* How to complete this task:
From the records below, take each line where the string "kell" shows up and copy it.
*** Opening Entries provided ***
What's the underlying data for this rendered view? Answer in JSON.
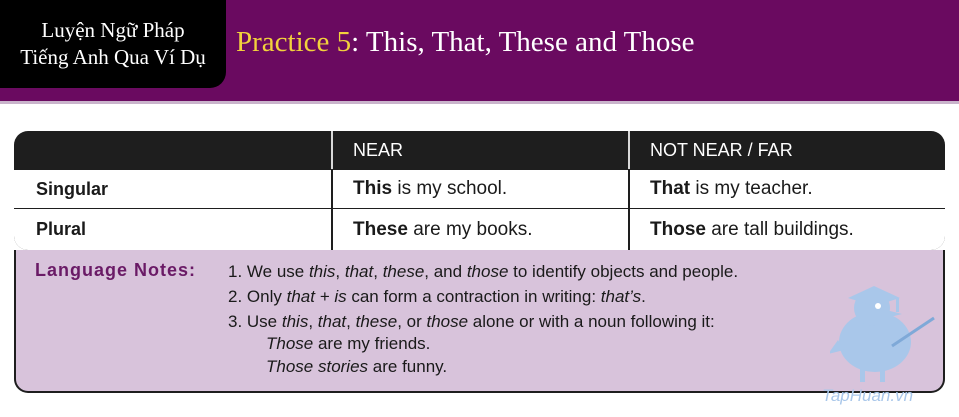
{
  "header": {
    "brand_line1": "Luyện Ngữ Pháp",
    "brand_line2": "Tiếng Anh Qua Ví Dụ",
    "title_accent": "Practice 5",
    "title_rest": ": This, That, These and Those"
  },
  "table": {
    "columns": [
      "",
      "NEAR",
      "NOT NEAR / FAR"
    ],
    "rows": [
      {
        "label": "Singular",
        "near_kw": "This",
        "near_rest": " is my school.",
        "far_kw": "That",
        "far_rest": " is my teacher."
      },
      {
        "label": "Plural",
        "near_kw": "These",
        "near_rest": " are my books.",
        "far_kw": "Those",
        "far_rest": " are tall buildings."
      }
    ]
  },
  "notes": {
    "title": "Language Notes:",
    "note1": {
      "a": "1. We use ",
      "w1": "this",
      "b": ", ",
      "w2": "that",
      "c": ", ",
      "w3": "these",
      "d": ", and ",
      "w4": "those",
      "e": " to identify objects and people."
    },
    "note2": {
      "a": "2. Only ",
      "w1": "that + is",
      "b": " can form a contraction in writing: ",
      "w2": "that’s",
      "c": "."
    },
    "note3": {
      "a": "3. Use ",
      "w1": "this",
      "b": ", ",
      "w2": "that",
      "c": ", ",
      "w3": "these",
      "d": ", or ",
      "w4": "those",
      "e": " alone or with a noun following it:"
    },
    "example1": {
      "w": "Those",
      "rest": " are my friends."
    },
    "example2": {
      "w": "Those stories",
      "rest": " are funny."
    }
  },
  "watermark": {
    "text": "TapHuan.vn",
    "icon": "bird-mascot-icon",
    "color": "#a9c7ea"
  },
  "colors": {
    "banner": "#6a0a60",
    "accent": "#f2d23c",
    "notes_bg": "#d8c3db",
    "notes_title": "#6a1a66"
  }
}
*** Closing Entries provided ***
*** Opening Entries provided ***
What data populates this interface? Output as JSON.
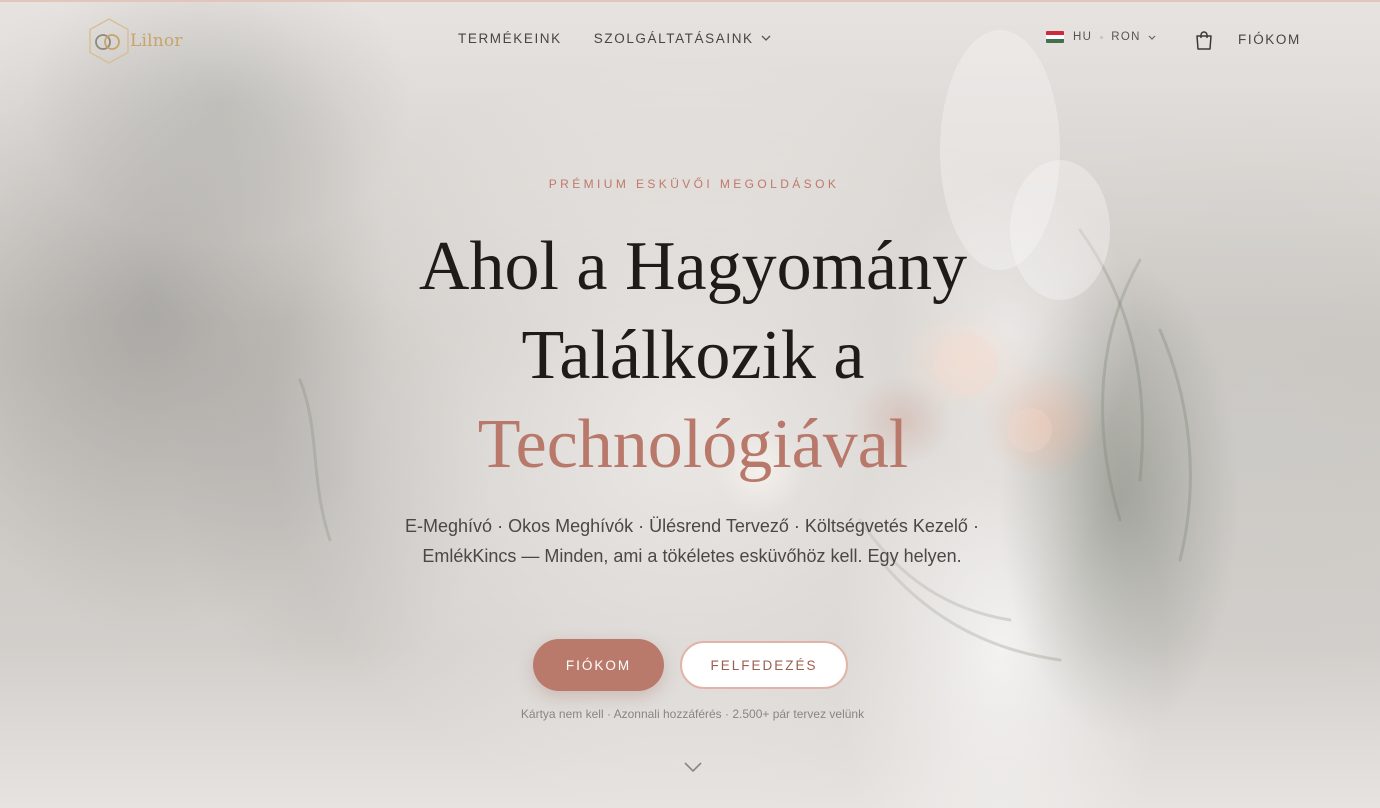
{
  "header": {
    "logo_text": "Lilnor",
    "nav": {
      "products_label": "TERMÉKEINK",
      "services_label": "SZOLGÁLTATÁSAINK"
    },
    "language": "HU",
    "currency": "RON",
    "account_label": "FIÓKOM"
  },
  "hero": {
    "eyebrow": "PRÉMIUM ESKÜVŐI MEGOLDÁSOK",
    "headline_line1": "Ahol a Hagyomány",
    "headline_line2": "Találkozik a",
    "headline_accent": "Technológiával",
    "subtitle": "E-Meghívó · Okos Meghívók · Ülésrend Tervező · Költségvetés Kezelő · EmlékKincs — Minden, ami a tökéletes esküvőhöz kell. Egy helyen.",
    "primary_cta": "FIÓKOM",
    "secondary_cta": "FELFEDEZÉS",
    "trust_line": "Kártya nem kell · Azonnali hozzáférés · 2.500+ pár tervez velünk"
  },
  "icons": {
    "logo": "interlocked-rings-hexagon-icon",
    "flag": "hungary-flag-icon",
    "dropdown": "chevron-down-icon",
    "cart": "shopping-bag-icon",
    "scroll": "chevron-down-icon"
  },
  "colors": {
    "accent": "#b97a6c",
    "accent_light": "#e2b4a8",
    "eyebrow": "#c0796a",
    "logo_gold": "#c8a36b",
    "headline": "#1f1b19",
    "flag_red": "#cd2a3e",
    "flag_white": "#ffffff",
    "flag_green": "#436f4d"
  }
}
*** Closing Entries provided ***
* Answer box:
    "subtitle": "E-Meghívó · Okos Meghívók · Ülésrend Tervező · Költségvetés Kezelő · EmlékKincs — Minden, ami a tökéletes esküvőhöz kell. Egy helyen.",
    "trust_line": "Kártya nem kell · Azonnali hozzáférés · 2.500+ pár tervez velünk"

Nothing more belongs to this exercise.